--- Activity ---
Could you please output all of the data exactly, without the images?

[Dataset entries]
○ ○ ○ ○
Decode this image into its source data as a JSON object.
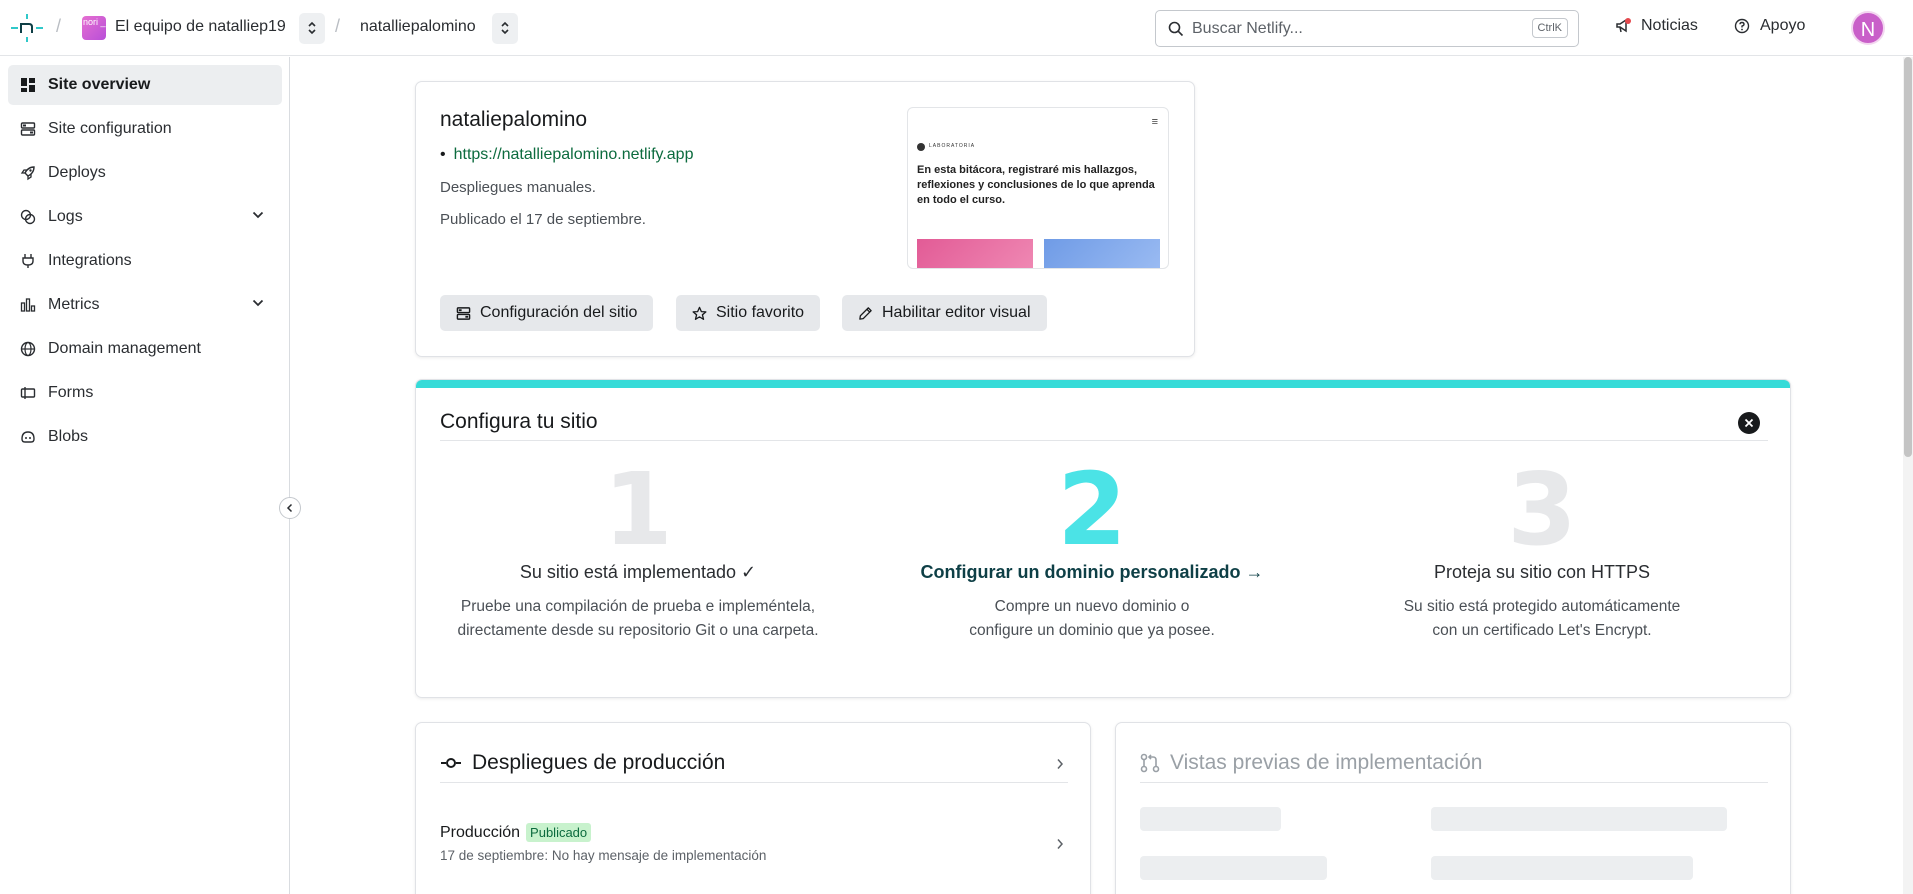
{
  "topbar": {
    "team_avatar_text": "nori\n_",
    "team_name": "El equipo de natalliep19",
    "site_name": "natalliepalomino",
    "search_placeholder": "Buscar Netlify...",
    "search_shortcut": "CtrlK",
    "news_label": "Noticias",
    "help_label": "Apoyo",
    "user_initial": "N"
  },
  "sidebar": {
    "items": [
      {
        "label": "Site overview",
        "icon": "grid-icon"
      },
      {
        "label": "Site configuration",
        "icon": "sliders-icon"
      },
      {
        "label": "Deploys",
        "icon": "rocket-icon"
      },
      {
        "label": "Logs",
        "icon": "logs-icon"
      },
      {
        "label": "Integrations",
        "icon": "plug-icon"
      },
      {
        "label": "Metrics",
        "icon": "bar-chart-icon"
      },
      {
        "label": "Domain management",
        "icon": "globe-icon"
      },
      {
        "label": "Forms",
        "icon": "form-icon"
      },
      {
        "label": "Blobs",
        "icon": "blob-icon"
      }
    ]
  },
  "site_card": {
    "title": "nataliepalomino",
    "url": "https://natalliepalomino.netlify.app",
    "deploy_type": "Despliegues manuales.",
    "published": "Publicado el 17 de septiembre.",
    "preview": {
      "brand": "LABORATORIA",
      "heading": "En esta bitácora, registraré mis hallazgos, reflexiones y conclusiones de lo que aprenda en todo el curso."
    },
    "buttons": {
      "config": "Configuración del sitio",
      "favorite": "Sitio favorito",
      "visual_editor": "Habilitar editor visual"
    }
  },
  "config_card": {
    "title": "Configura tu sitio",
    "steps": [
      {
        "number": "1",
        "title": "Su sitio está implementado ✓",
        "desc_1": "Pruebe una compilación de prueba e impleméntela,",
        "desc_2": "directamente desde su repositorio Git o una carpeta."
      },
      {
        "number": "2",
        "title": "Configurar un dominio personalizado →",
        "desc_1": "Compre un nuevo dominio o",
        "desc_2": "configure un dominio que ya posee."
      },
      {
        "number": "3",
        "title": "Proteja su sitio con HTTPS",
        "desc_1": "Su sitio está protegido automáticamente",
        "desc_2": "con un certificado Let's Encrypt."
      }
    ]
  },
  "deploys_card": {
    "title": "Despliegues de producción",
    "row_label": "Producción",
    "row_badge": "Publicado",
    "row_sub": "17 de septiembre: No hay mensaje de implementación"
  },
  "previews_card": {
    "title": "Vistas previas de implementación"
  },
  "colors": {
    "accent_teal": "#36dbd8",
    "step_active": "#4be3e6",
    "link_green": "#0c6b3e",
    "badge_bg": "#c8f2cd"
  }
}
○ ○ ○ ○
--- Response to this exercise ---
Decode this image into its source data as a JSON object.
{
  "topbar": {
    "team_avatar_text": "nori\n_",
    "team_name": "El equipo de natalliep19",
    "site_name": "natalliepalomino",
    "search_placeholder": "Buscar Netlify...",
    "search_shortcut": "CtrlK",
    "news_label": "Noticias",
    "help_label": "Apoyo",
    "user_initial": "N"
  },
  "sidebar": {
    "items": [
      {
        "label": "Site overview",
        "icon": "grid-icon"
      },
      {
        "label": "Site configuration",
        "icon": "sliders-icon"
      },
      {
        "label": "Deploys",
        "icon": "rocket-icon"
      },
      {
        "label": "Logs",
        "icon": "logs-icon"
      },
      {
        "label": "Integrations",
        "icon": "plug-icon"
      },
      {
        "label": "Metrics",
        "icon": "bar-chart-icon"
      },
      {
        "label": "Domain management",
        "icon": "globe-icon"
      },
      {
        "label": "Forms",
        "icon": "form-icon"
      },
      {
        "label": "Blobs",
        "icon": "blob-icon"
      }
    ]
  },
  "site_card": {
    "title": "nataliepalomino",
    "url": "https://natalliepalomino.netlify.app",
    "deploy_type": "Despliegues manuales.",
    "published": "Publicado el 17 de septiembre.",
    "preview": {
      "brand": "LABORATORIA",
      "heading": "En esta bitácora, registraré mis hallazgos, reflexiones y conclusiones de lo que aprenda en todo el curso."
    },
    "buttons": {
      "config": "Configuración del sitio",
      "favorite": "Sitio favorito",
      "visual_editor": "Habilitar editor visual"
    }
  },
  "config_card": {
    "title": "Configura tu sitio",
    "steps": [
      {
        "number": "1",
        "title": "Su sitio está implementado ✓",
        "desc_1": "Pruebe una compilación de prueba e impleméntela,",
        "desc_2": "directamente desde su repositorio Git o una carpeta."
      },
      {
        "number": "2",
        "title": "Configurar un dominio personalizado →",
        "desc_1": "Compre un nuevo dominio o",
        "desc_2": "configure un dominio que ya posee."
      },
      {
        "number": "3",
        "title": "Proteja su sitio con HTTPS",
        "desc_1": "Su sitio está protegido automáticamente",
        "desc_2": "con un certificado Let's Encrypt."
      }
    ]
  },
  "deploys_card": {
    "title": "Despliegues de producción",
    "row_label": "Producción",
    "row_badge": "Publicado",
    "row_sub": "17 de septiembre: No hay mensaje de implementación"
  },
  "previews_card": {
    "title": "Vistas previas de implementación"
  },
  "colors": {
    "accent_teal": "#36dbd8",
    "step_active": "#4be3e6",
    "link_green": "#0c6b3e",
    "badge_bg": "#c8f2cd"
  }
}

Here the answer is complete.